> **YOUR ASSIGNMENT**
Scan the lines below and report each one containing "turno" by copying it.

RECORDS PROVIDED section start

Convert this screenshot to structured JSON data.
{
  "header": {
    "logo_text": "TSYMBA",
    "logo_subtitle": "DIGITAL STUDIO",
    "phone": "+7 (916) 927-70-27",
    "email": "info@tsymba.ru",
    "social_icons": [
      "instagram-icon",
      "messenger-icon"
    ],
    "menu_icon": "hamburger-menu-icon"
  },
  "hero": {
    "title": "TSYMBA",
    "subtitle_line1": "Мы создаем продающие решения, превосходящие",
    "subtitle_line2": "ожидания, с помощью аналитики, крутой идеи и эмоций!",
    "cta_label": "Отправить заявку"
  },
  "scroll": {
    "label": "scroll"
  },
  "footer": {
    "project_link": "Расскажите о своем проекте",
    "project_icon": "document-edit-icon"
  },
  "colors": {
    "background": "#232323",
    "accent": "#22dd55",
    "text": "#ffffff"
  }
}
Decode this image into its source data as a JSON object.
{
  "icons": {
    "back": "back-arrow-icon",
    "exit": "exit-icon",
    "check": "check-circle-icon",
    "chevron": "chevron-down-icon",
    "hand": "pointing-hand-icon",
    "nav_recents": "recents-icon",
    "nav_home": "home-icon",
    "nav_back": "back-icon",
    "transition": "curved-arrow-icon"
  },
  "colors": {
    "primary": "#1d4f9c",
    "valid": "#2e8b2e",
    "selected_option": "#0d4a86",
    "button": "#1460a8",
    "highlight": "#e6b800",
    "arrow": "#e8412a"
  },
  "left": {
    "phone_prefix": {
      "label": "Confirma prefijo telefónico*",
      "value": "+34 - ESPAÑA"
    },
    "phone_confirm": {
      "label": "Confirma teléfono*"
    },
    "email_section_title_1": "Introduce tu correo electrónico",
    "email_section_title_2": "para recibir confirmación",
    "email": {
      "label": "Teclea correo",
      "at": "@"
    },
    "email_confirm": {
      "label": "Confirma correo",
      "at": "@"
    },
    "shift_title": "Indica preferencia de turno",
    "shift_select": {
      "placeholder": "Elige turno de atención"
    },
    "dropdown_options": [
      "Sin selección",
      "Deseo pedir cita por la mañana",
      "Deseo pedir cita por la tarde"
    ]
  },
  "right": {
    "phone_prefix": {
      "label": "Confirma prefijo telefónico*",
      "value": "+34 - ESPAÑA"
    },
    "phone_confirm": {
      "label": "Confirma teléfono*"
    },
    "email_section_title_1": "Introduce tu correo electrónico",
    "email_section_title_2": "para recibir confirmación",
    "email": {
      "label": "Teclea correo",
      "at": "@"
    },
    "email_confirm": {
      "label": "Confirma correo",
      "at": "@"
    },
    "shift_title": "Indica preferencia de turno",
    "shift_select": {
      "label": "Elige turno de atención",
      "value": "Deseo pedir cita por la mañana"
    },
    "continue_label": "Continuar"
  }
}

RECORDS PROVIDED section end

> **EXERCISE RESPONSE**
    "shift_title": "Indica preferencia de turno",
      "placeholder": "Elige turno de atención"
    "shift_title": "Indica preferencia de turno",
      "label": "Elige turno de atención",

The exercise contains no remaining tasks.